Hard-Edge Painting

Returning to the United States in 1955, Kelly began exhibiting regularly at the Betty Parsons Gallery and the Sidney Janis Gallery in New York. He became identified as a leading proponent of what was then called hard-edge painting, because of his consistent emphasis on flat forms defined by sharply graded contours. Kelly balanced his interest in contour - often manifest in black-and-white paintings such as Pole (1951) or Rebound (1959) - with monochrome, but brilliantly coloured, canvases where slight alterations in the size of the stretchers caused the canvas literally to project into space. These slightly bulging works, with soft, subtle shadows, became the base for the artist's investigation of sculpture. In the black-and-white paintings especially, the meticulous and immaculate surface of the canvas forced an utter confounding of traditional figure-ground relationships. In yet other coloured works, the juxtaposition of one painted panel against a series of similar size but different hues, produced unexpected effects of slight projection or recession, depending as much on scale as placement. In Kelly's work, including the painted aluminium sculpture he started to make in 1959, the smallest variation becomes impressively dramatic, and usually disturbing and challenging. His ability to achieve complex effects with parently simple means made him a principal influence on the following generation of American artists, the so-called 'Minimalists'.

Lithography and Op Art

Inspired by his earlier interest in the drawing of plant forms, triggered at the time by the biomorphic abstraction of Arp and Matisse, Kelly took a serious interest in lithography during the mid-1960s, when he produced a Suite of Twenty-Seven Lithographs (1964–66) with Maeght Editeur in Paris. He also created his first series of plant lithographs, marking the beginning of a body of work that would grow to 72 prints and hundreds of both pencil drawings and pen-and-ink drawings of foliage.

By the late 1950s/early 1960s Kelly had built up an international reputation in non-objective art. In his painting, he produced a spate of De Stijl type works reminiscent of Theo van Doesburg (1883-1931) and Piet Mondrian (1872-1944), and for a short time in the mid-1960s, he explored the edges of Op Art in his use of geometric layouts and colour contrasts that investigated perceptual ambiguities. Whether intended or not, his work of this period offered a useful stepping stone between American concrete art of the 1940s and the Minimalism of the mid-1960s and 1970s, and, as a result, influenced several of today's top contemporary artists.

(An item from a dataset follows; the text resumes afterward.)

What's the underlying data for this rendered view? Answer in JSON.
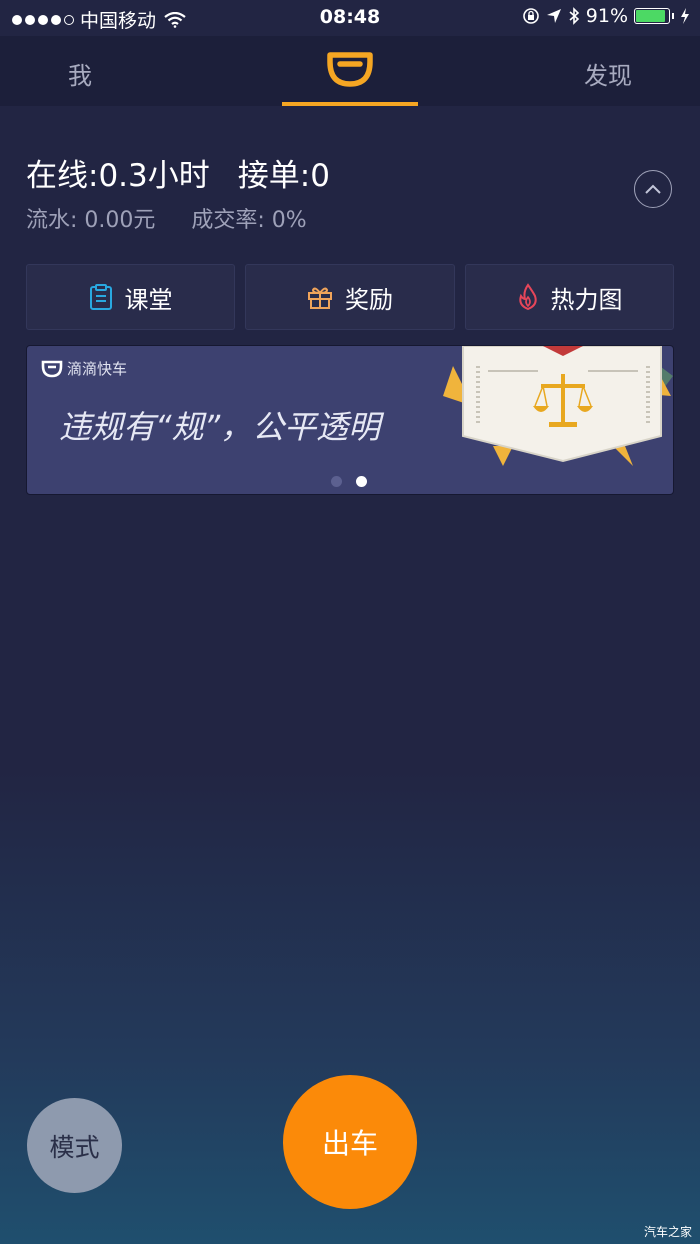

Sculpture

Despite being best known as a painter, Kelly worked at sculpture throughout his career. During the late-50s he made sculptures such as Wave Relief I (1959, Private Collection), sometimes using cut out flat forms silhouetted against interior walls. He was also a keen exponent of wood carving: one of his first works, Concorde Relief I (1958), a wall relief in elm, exploits the visual play between two rectangular forms layered one on top of the other.

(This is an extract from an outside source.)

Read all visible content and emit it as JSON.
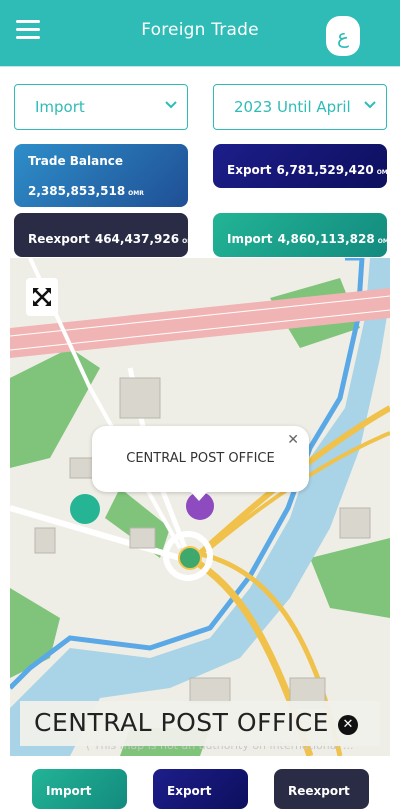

In 1970 Kelly quit New York City to live upstate. As his address changed, so did his art. In his painting he moved away from rectilinear geometry and began again to use curves, perhaps out of respect for his new rural surroundings: see, for instance, Blue Curve III (1972; Los Angeles County Museum of Art). In his sculpture he began constructing large-scale outdoor works, sometimes in totem-like shapes: see, for example, Curve XXIII (1981; Yale University Art Gallery). Uninterested in colour, he preferred convenient, easy to maintain materials like aluminium, stainless steel and later bronze.

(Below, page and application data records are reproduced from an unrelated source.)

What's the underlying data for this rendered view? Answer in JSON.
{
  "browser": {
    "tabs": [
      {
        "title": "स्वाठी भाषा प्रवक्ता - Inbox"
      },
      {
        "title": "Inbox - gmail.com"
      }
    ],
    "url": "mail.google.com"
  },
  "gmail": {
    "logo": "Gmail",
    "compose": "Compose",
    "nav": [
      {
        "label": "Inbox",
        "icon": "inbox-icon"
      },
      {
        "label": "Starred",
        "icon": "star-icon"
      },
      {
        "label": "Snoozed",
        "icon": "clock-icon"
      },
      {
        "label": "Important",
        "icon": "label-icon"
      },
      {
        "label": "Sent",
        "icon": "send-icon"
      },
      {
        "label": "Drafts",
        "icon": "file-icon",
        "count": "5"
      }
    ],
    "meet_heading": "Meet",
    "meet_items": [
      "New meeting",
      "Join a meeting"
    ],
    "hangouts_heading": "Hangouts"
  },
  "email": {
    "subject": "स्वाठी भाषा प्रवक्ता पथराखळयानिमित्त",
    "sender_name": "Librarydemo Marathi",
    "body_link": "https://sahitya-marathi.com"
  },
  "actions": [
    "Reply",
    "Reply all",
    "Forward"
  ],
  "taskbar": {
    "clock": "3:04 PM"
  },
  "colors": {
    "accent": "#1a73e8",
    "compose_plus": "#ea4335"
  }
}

Paintings, sculptures and colour lithographs by Ellsworth Kelly can be seen in some of the best art museums around the world.

 

• For more details of abstraction in painting, see: Homepage.


ENCYCLOPEDIA OF VISUAL ARTISTS
© visual-arts-cork.com. All rights reserved.